### Problem description
Each entry below is to be printed verbatim.

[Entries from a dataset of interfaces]
-------------------------
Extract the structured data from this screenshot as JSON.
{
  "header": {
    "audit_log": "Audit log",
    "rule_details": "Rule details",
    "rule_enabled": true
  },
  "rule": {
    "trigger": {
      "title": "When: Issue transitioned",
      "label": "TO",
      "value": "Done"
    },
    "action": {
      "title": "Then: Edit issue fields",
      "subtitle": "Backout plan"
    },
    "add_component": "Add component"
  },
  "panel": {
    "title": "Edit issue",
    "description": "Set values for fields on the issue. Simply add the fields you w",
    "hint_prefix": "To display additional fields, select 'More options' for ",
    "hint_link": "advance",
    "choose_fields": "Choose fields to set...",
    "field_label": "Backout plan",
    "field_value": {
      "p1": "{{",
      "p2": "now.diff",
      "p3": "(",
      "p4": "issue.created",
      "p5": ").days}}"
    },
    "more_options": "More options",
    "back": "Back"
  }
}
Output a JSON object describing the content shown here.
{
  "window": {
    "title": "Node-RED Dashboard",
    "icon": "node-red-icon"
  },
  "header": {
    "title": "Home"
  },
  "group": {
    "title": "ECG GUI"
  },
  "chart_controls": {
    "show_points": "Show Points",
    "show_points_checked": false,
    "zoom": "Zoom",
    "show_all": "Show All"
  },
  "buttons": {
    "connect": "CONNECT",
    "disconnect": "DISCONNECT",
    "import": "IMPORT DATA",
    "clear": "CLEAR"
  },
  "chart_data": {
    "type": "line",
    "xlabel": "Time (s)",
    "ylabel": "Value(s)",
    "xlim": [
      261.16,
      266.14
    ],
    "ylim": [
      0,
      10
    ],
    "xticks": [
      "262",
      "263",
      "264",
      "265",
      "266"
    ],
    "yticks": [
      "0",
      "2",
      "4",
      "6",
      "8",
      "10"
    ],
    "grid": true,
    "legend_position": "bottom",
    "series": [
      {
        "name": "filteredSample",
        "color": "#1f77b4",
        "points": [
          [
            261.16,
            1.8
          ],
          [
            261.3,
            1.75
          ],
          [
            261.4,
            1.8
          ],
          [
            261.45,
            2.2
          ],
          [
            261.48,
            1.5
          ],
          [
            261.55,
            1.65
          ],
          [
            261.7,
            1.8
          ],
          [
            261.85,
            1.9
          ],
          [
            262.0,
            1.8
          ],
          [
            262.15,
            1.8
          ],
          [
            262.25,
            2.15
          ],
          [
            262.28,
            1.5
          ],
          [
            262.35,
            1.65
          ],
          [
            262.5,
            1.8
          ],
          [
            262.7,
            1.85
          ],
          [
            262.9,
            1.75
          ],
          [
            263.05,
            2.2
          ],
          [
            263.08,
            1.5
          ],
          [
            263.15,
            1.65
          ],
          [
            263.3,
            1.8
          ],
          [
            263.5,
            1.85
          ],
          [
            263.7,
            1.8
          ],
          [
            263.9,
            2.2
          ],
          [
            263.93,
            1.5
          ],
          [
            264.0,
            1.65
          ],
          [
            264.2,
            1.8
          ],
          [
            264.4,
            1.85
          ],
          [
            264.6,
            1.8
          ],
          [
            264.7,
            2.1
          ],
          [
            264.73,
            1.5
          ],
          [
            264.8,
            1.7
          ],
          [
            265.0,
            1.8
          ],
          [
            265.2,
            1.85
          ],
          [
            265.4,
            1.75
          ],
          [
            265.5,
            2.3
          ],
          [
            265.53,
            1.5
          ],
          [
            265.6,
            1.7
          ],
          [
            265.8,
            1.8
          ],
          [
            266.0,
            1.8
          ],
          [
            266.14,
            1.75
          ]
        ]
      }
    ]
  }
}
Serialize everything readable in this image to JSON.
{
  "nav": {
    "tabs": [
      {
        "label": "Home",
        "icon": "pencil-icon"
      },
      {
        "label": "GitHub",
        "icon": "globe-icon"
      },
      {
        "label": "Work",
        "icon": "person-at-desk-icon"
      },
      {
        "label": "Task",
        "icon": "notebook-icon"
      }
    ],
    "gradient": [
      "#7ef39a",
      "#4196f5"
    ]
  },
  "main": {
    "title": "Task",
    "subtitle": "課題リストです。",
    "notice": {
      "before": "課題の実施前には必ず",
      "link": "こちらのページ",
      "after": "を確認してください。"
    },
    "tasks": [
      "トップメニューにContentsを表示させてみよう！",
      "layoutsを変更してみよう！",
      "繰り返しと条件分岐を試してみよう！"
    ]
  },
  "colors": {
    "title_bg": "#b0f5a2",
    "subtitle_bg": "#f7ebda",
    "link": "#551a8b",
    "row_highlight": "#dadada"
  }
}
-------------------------
### Output of the task
Extract the structured data from this screenshot as JSON.
{
  "header": {
    "audit_log": "Audit log",
    "rule_details": "Rule details",
    "rule_enabled": true
  },
  "rule": {
    "trigger": {
      "title": "When: Issue transitioned",
      "label": "TO",
      "value": "Done"
    },
    "action": {
      "title": "Then: Edit issue fields",
      "subtitle": "Backout plan"
    },
    "add_component": "Add component"
  },
  "panel": {
    "title": "Edit issue",
    "description": "Set values for fields on the issue. Simply add the fields you w",
    "hint_prefix": "To display additional fields, select 'More options' for ",
    "hint_link": "advance",
    "choose_fields": "Choose fields to set...",
    "field_label": "Backout plan",
    "field_value": {
      "p1": "{{",
      "p2": "now.diff",
      "p3": "(",
      "p4": "issue.created",
      "p5": ").days}}"
    },
    "more_options": "More options",
    "back": "Back"
  }
}
Output a JSON object describing the content shown here.
{
  "window": {
    "title": "Node-RED Dashboard",
    "icon": "node-red-icon"
  },
  "header": {
    "title": "Home"
  },
  "group": {
    "title": "ECG GUI"
  },
  "chart_controls": {
    "show_points": "Show Points",
    "show_points_checked": false,
    "zoom": "Zoom",
    "show_all": "Show All"
  },
  "buttons": {
    "connect": "CONNECT",
    "disconnect": "DISCONNECT",
    "import": "IMPORT DATA",
    "clear": "CLEAR"
  },
  "chart_data": {
    "type": "line",
    "xlabel": "Time (s)",
    "ylabel": "Value(s)",
    "xlim": [
      261.16,
      266.14
    ],
    "ylim": [
      0,
      10
    ],
    "xticks": [
      "262",
      "263",
      "264",
      "265",
      "266"
    ],
    "yticks": [
      "0",
      "2",
      "4",
      "6",
      "8",
      "10"
    ],
    "grid": true,
    "legend_position": "bottom",
    "series": [
      {
        "name": "filteredSample",
        "color": "#1f77b4",
        "points": [
          [
            261.16,
            1.8
          ],
          [
            261.3,
            1.75
          ],
          [
            261.4,
            1.8
          ],
          [
            261.45,
            2.2
          ],
          [
            261.48,
            1.5
          ],
          [
            261.55,
            1.65
          ],
          [
            261.7,
            1.8
          ],
          [
            261.85,
            1.9
          ],
          [
            262.0,
            1.8
          ],
          [
            262.15,
            1.8
          ],
          [
            262.25,
            2.15
          ],
          [
            262.28,
            1.5
          ],
          [
            262.35,
            1.65
          ],
          [
            262.5,
            1.8
          ],
          [
            262.7,
            1.85
          ],
          [
            262.9,
            1.75
          ],
          [
            263.05,
            2.2
          ],
          [
            263.08,
            1.5
          ],
          [
            263.15,
            1.65
          ],
          [
            263.3,
            1.8
          ],
          [
            263.5,
            1.85
          ],
          [
            263.7,
            1.8
          ],
          [
            263.9,
            2.2
          ],
          [
            263.93,
            1.5
          ],
          [
            264.0,
            1.65
          ],
          [
            264.2,
            1.8
          ],
          [
            264.4,
            1.85
          ],
          [
            264.6,
            1.8
          ],
          [
            264.7,
            2.1
          ],
          [
            264.73,
            1.5
          ],
          [
            264.8,
            1.7
          ],
          [
            265.0,
            1.8
          ],
          [
            265.2,
            1.85
          ],
          [
            265.4,
            1.75
          ],
          [
            265.5,
            2.3
          ],
          [
            265.53,
            1.5
          ],
          [
            265.6,
            1.7
          ],
          [
            265.8,
            1.8
          ],
          [
            266.0,
            1.8
          ],
          [
            266.14,
            1.75
          ]
        ]
      }
    ]
  }
}
Serialize everything readable in this image to JSON.
{
  "nav": {
    "tabs": [
      {
        "label": "Home",
        "icon": "pencil-icon"
      },
      {
        "label": "GitHub",
        "icon": "globe-icon"
      },
      {
        "label": "Work",
        "icon": "person-at-desk-icon"
      },
      {
        "label": "Task",
        "icon": "notebook-icon"
      }
    ],
    "gradient": [
      "#7ef39a",
      "#4196f5"
    ]
  },
  "main": {
    "title": "Task",
    "subtitle": "課題リストです。",
    "notice": {
      "before": "課題の実施前には必ず",
      "link": "こちらのページ",
      "after": "を確認してください。"
    },
    "tasks": [
      "トップメニューにContentsを表示させてみよう！",
      "layoutsを変更してみよう！",
      "繰り返しと条件分岐を試してみよう！"
    ]
  },
  "colors": {
    "title_bg": "#b0f5a2",
    "subtitle_bg": "#f7ebda",
    "link": "#551a8b",
    "row_highlight": "#dadada"
  }
}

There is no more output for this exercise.